On December 5, Badi al-Kheon, Mayor of the al-Jibayish district, confirmed that 135 families were displaced due to drought and poor water resources in Dhi Qar. The mayor stressed that the Ministry of Water Resources is responsible for the water crisis, “poor water management by the ministry was one of the main reasons to aggravate the suffering of the population of the marshes.” al-Kheon is calling on the Moqtada al-Sadr to put pressure on Minister of Water Resources Mohsen al-Shammari to help the province.

On December 4, the Municipal Council in Khanaqin stated that it is addressing 90% of the repercussions of the IDP crisis, without government support. President of the Council of Khanaqin Samir Mohammed Noor confirmed, “the number of displaced people in the judiciary exceeded 50% of the number of indigenous people.” Khanaqin has received tens of thousands of displaced people after the June events in Diyala.

On December 5, Member of Parliament Khaled Mafraji stated that the Ministry of Migration and Displacement will “allocate part of [its] budget to the University of Kirkuk” in support of displaced students.

The International Community Steps up Assistance Efforts

On December 7, German Foreign Minister Frank-Walter Steinmeier, during a joint conference between him and Minister of Foreign Affairs Ibrahim al-Jaafari, stated that the German Parliament has decided to give 70 million euros of humanitarian aid to the areas cleared of ISIS, “in addition to its assistance through the United Nations.” The German parliament has also agreed to train and arm security forces in northern Iraq, ”provide fuel jets to help in the aerial campaign, and protect French aircraft carrier stationed in the Mediterranean.”

On December 8, Lise Grande, Humanitarian Coordinator in Iraq for the United Nations Development Programme (UNDP) announced that Sweden is providing 4 million dollars of humanitarian aid to the areas cleared of ISIS “to improve the conditions and the normalization of life.”

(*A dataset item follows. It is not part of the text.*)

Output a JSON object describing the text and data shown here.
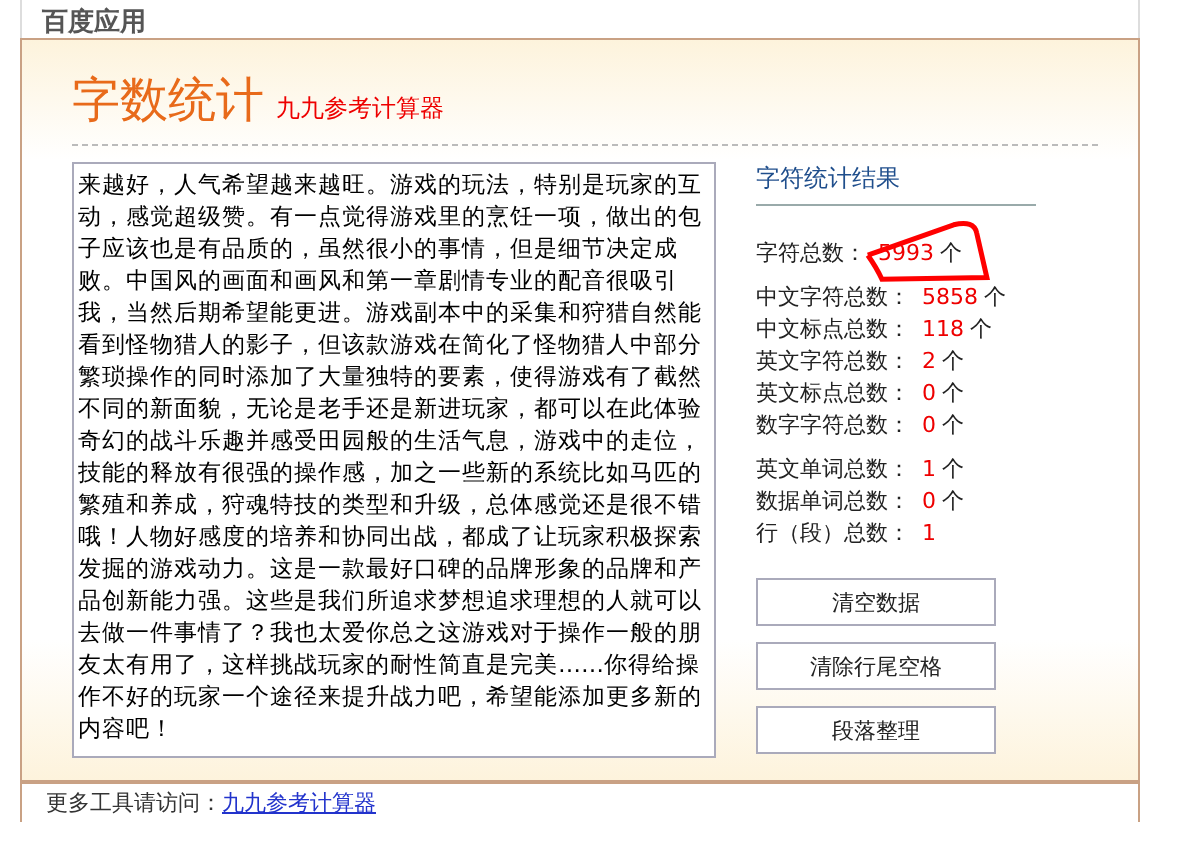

On December 8, the Iraq Mission of the International Organization of Migration (IOM) reported the distribution of 17,000 barrels of fuel (200 litres of fuel/barrel) to Syrian refugees, displaced Iraqis, and other vulnerable host community families to use in kerosene heaters during the winter season. The project, funded by the Bureau of Population, Refugees, and Migration (PRM) in the US State Department, has distributed fuel to families in Dahuk, Erbil, and Sulaimania to-date. The project is scheduled to span from mid-November to mid-December.